Operation Shingle (January 22, 1944) was an Allied amphibious landing in the Italian Campaign against German forces in the area of Anzio and Nettuno, Italy. The operation was commanded by American Major General John P. Lucas and was intended to outflank German forces of the Winter Line and enable an attack on Rome. The resulting combat is commonly called the Battle of Anzio.
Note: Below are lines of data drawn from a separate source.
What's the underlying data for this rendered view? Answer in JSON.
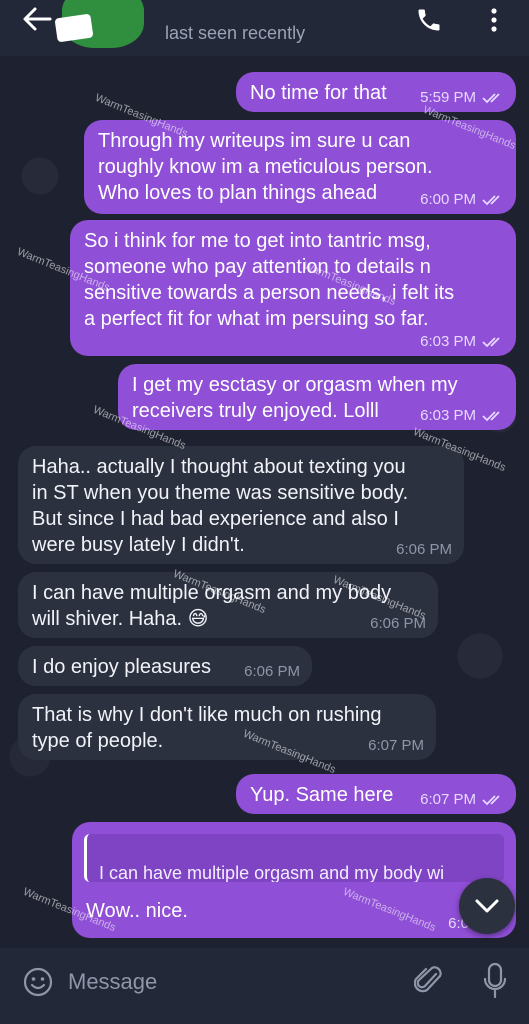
{
  "header": {
    "contact_name": "",
    "status": "last seen recently"
  },
  "messages": [
    {
      "dir": "out",
      "text": "No time for that",
      "time": "5:59 PM"
    },
    {
      "dir": "out",
      "text": "Through my writeups im sure u can\nroughly know im a meticulous person.\nWho loves to plan things ahead",
      "time": "6:00 PM"
    },
    {
      "dir": "out",
      "text": "So i think for me to get into tantric msg,\nsomeone who pay attention to details n\nsensitive towards a person needs, i felt its\na perfect fit for what im persuing so far.",
      "time": "6:03 PM"
    },
    {
      "dir": "out",
      "text": "I get my esctasy or orgasm when my\nreceivers truly enjoyed. Lolll",
      "time": "6:03 PM"
    },
    {
      "dir": "in",
      "text": "Haha.. actually I thought about texting you\nin ST when you theme was sensitive body.\nBut since I had bad experience and also I\nwere busy lately I didn't.",
      "time": "6:06 PM"
    },
    {
      "dir": "in",
      "text": "I can have multiple orgasm and my body\nwill shiver. Haha. 😅",
      "time": "6:06 PM"
    },
    {
      "dir": "in",
      "text": "I do enjoy pleasures",
      "time": "6:06 PM"
    },
    {
      "dir": "in",
      "text": "That is why I don't like much on rushing\ntype of people.",
      "time": "6:07 PM"
    },
    {
      "dir": "out",
      "text": "Yup. Same here",
      "time": "6:07 PM"
    },
    {
      "dir": "out",
      "quote": "I can have multiple orgasm and my body wi",
      "text": "Wow.. nice.",
      "time": "6:07 PM"
    }
  ],
  "watermark": "WarmTeasingHands",
  "composer": {
    "placeholder": "Message"
  },
  "colors": {
    "outgoing_bubble": "#8f4fd6",
    "incoming_bubble": "#2c3140",
    "chat_background": "#1e2130",
    "header": "#232838"
  },
  "icons": {
    "back": "arrow-left-icon",
    "call": "phone-icon",
    "menu": "more-vertical-icon",
    "scroll": "chevron-down-icon",
    "emoji": "smiley-icon",
    "attach": "paperclip-icon",
    "mic": "microphone-icon",
    "read": "double-check-icon"
  }
}
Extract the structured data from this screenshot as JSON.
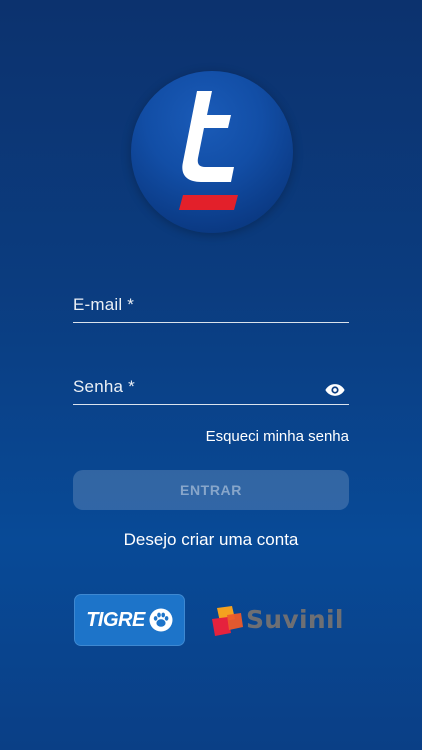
{
  "app": {
    "logo_icon": "t-brand-logo"
  },
  "form": {
    "email_label": "E-mail *",
    "password_label": "Senha *",
    "password_toggle_icon": "eye-icon",
    "forgot_password": "Esqueci minha senha",
    "submit_label": "ENTRAR",
    "create_account": "Desejo criar uma conta"
  },
  "brands": {
    "tigre": "TIGRE",
    "suvinil": "Suvinil"
  },
  "colors": {
    "background_top": "#0c326e",
    "background_bottom": "#0a3f86",
    "logo_stripe": "#e3202a",
    "tigre_blue": "#1d74c9",
    "suvinil_gray": "#6e6f73"
  }
}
The success of an amphibious landing at the location, in a basin consisting substantially of reclaimed marshland and surrounded by mountains, depended completely on the element of surprise and swiftness with which the invaders could move relative to the reaction time of the defenders. Any delay could result in the occupation of the mountains by the defenders and the consequent entrapment of the invaders. Lieutenant General Mark Clark, commander of the U.S. Fifth Army, understood that risk, but Clark did not pass on his appreciation of the situation to his subordinate, General Lucas, who preferred to take time to entrench against an expected counterattack. The initial landing achieved complete surprise with no opposition and a jeep patrol even made it as far as the outskirts of Rome. Despite that report, Lucas, who had little confidence in the operation as planned, failed to capitalize on the element of surprise by delaying his advance until he judged his position was sufficiently consolidated and his troops ready.
While Lucas consolidated, Field Marshal Albert Kesselring, the German commander in the Italian theater, moved every spare unit to be found into a ring around the beachhead, where his gunners had a clear view of every Allied position. The Germans also stopped the drainage pumps and flooded the reclaimed marsh with salt water, planning to entrap the Allies and destroy them by epidemic. For weeks a rain of shells fell on the beach, the marsh, the harbor, and on anything else observable from the hills, with little distinction between forward and rear positions.
After a month of heavy but inconclusive fighting, Lucas was relieved and sent home, replaced by Major General Lucian Truscott. The Allies finally broke out in May, but instead of striking inland to cut lines of communication of the German Tenth Army's units at Cassino, Truscott, on Clark's orders, reluctantly turned his forces north-west towards Rome which was captured on 4 June. As a result, the forces of the German Tenth Army at Cassino were able to withdraw and rejoin the rest of Kesselring's forces north of Rome, regroup, and make a fighting withdrawal to his next major prepared defensive position on the Gothic Line.
During the time span between January 22nd to June 5th, 1944, six Congressional Medals of Honor were awarded; accounting for half of all U.S. 30th Infantry Regiment Congressional Medal of Honor recipients.
Killed: 679 Enlisted, 32 Officers
Wounded: 1,875 Enlisted, 83 Officers
Missing in Action: 173 Enlisted, 9 Officers